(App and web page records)

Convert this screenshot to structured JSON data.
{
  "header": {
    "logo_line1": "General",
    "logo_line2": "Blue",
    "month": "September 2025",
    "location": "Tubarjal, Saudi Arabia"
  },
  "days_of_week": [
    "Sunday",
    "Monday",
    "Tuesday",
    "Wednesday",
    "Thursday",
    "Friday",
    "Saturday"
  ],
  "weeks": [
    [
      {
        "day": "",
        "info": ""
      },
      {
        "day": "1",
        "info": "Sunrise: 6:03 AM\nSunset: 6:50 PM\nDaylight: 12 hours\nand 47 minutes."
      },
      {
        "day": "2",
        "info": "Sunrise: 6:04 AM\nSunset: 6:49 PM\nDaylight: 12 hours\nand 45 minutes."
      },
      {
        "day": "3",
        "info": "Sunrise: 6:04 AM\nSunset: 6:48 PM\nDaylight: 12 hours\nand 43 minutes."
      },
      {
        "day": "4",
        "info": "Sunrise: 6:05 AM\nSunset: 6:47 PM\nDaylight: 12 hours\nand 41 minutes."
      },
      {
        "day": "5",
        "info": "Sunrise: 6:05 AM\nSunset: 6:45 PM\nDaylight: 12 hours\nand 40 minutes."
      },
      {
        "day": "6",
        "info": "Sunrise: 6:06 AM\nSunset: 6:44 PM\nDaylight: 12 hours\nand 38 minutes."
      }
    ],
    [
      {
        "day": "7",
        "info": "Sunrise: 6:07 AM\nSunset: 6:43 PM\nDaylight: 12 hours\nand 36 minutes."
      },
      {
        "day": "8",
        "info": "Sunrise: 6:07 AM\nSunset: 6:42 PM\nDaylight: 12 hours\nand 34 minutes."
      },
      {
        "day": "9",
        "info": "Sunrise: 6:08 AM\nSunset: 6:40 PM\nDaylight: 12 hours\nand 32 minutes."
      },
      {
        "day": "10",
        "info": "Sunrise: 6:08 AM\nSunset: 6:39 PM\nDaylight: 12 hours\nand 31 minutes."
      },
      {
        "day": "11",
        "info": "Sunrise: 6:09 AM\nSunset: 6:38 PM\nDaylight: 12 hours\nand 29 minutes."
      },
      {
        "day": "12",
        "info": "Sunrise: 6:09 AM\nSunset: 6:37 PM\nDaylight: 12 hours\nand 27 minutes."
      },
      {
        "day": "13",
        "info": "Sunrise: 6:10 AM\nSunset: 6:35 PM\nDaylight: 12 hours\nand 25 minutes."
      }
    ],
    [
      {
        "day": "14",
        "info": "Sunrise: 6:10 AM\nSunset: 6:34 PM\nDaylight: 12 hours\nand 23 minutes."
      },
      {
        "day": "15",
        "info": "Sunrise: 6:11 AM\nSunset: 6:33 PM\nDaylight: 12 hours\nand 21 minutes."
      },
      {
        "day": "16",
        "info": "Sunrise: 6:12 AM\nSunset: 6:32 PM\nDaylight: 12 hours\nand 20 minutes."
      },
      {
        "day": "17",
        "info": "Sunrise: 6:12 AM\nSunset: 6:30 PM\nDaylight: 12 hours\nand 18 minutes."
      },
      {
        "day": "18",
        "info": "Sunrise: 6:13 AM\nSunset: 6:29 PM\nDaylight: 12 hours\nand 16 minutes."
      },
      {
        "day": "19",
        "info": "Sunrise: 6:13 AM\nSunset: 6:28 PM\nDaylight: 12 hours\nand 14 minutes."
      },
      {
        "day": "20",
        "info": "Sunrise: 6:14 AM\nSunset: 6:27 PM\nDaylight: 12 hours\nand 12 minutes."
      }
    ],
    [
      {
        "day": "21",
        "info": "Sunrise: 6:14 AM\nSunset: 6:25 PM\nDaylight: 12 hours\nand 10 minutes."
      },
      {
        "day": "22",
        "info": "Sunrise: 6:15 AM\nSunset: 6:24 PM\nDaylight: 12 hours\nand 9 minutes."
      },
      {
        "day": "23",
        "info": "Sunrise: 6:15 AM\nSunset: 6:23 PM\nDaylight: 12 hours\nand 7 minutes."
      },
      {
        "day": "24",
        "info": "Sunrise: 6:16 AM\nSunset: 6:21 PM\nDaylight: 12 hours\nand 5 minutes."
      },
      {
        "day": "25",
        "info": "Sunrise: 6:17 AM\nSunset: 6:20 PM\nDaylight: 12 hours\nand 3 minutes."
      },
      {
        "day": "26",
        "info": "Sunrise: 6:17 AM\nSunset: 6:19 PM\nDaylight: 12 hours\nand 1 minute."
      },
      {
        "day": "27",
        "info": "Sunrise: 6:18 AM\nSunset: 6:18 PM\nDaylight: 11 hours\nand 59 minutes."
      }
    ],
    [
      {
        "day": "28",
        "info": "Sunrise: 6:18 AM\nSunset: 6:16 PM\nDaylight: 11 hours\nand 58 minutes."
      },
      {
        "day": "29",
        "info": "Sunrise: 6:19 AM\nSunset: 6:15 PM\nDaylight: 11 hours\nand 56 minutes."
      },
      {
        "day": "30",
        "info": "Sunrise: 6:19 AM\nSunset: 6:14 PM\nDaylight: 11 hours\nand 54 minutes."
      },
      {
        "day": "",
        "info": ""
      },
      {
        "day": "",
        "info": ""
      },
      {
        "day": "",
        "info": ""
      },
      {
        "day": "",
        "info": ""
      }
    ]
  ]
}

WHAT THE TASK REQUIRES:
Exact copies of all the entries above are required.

SOLUTION FOR THIS PROBLEM:
Convert this screenshot to structured JSON data.
{
  "header": {
    "logo_line1": "General",
    "logo_line2": "Blue",
    "month": "September 2025",
    "location": "Tubarjal, Saudi Arabia"
  },
  "days_of_week": [
    "Sunday",
    "Monday",
    "Tuesday",
    "Wednesday",
    "Thursday",
    "Friday",
    "Saturday"
  ],
  "weeks": [
    [
      {
        "day": "",
        "info": ""
      },
      {
        "day": "1",
        "info": "Sunrise: 6:03 AM\nSunset: 6:50 PM\nDaylight: 12 hours\nand 47 minutes."
      },
      {
        "day": "2",
        "info": "Sunrise: 6:04 AM\nSunset: 6:49 PM\nDaylight: 12 hours\nand 45 minutes."
      },
      {
        "day": "3",
        "info": "Sunrise: 6:04 AM\nSunset: 6:48 PM\nDaylight: 12 hours\nand 43 minutes."
      },
      {
        "day": "4",
        "info": "Sunrise: 6:05 AM\nSunset: 6:47 PM\nDaylight: 12 hours\nand 41 minutes."
      },
      {
        "day": "5",
        "info": "Sunrise: 6:05 AM\nSunset: 6:45 PM\nDaylight: 12 hours\nand 40 minutes."
      },
      {
        "day": "6",
        "info": "Sunrise: 6:06 AM\nSunset: 6:44 PM\nDaylight: 12 hours\nand 38 minutes."
      }
    ],
    [
      {
        "day": "7",
        "info": "Sunrise: 6:07 AM\nSunset: 6:43 PM\nDaylight: 12 hours\nand 36 minutes."
      },
      {
        "day": "8",
        "info": "Sunrise: 6:07 AM\nSunset: 6:42 PM\nDaylight: 12 hours\nand 34 minutes."
      },
      {
        "day": "9",
        "info": "Sunrise: 6:08 AM\nSunset: 6:40 PM\nDaylight: 12 hours\nand 32 minutes."
      },
      {
        "day": "10",
        "info": "Sunrise: 6:08 AM\nSunset: 6:39 PM\nDaylight: 12 hours\nand 31 minutes."
      },
      {
        "day": "11",
        "info": "Sunrise: 6:09 AM\nSunset: 6:38 PM\nDaylight: 12 hours\nand 29 minutes."
      },
      {
        "day": "12",
        "info": "Sunrise: 6:09 AM\nSunset: 6:37 PM\nDaylight: 12 hours\nand 27 minutes."
      },
      {
        "day": "13",
        "info": "Sunrise: 6:10 AM\nSunset: 6:35 PM\nDaylight: 12 hours\nand 25 minutes."
      }
    ],
    [
      {
        "day": "14",
        "info": "Sunrise: 6:10 AM\nSunset: 6:34 PM\nDaylight: 12 hours\nand 23 minutes."
      },
      {
        "day": "15",
        "info": "Sunrise: 6:11 AM\nSunset: 6:33 PM\nDaylight: 12 hours\nand 21 minutes."
      },
      {
        "day": "16",
        "info": "Sunrise: 6:12 AM\nSunset: 6:32 PM\nDaylight: 12 hours\nand 20 minutes."
      },
      {
        "day": "17",
        "info": "Sunrise: 6:12 AM\nSunset: 6:30 PM\nDaylight: 12 hours\nand 18 minutes."
      },
      {
        "day": "18",
        "info": "Sunrise: 6:13 AM\nSunset: 6:29 PM\nDaylight: 12 hours\nand 16 minutes."
      },
      {
        "day": "19",
        "info": "Sunrise: 6:13 AM\nSunset: 6:28 PM\nDaylight: 12 hours\nand 14 minutes."
      },
      {
        "day": "20",
        "info": "Sunrise: 6:14 AM\nSunset: 6:27 PM\nDaylight: 12 hours\nand 12 minutes."
      }
    ],
    [
      {
        "day": "21",
        "info": "Sunrise: 6:14 AM\nSunset: 6:25 PM\nDaylight: 12 hours\nand 10 minutes."
      },
      {
        "day": "22",
        "info": "Sunrise: 6:15 AM\nSunset: 6:24 PM\nDaylight: 12 hours\nand 9 minutes."
      },
      {
        "day": "23",
        "info": "Sunrise: 6:15 AM\nSunset: 6:23 PM\nDaylight: 12 hours\nand 7 minutes."
      },
      {
        "day": "24",
        "info": "Sunrise: 6:16 AM\nSunset: 6:21 PM\nDaylight: 12 hours\nand 5 minutes."
      },
      {
        "day": "25",
        "info": "Sunrise: 6:17 AM\nSunset: 6:20 PM\nDaylight: 12 hours\nand 3 minutes."
      },
      {
        "day": "26",
        "info": "Sunrise: 6:17 AM\nSunset: 6:19 PM\nDaylight: 12 hours\nand 1 minute."
      },
      {
        "day": "27",
        "info": "Sunrise: 6:18 AM\nSunset: 6:18 PM\nDaylight: 11 hours\nand 59 minutes."
      }
    ],
    [
      {
        "day": "28",
        "info": "Sunrise: 6:18 AM\nSunset: 6:16 PM\nDaylight: 11 hours\nand 58 minutes."
      },
      {
        "day": "29",
        "info": "Sunrise: 6:19 AM\nSunset: 6:15 PM\nDaylight: 11 hours\nand 56 minutes."
      },
      {
        "day": "30",
        "info": "Sunrise: 6:19 AM\nSunset: 6:14 PM\nDaylight: 11 hours\nand 54 minutes."
      },
      {
        "day": "",
        "info": ""
      },
      {
        "day": "",
        "info": ""
      },
      {
        "day": "",
        "info": ""
      },
      {
        "day": "",
        "info": ""
      }
    ]
  ]
}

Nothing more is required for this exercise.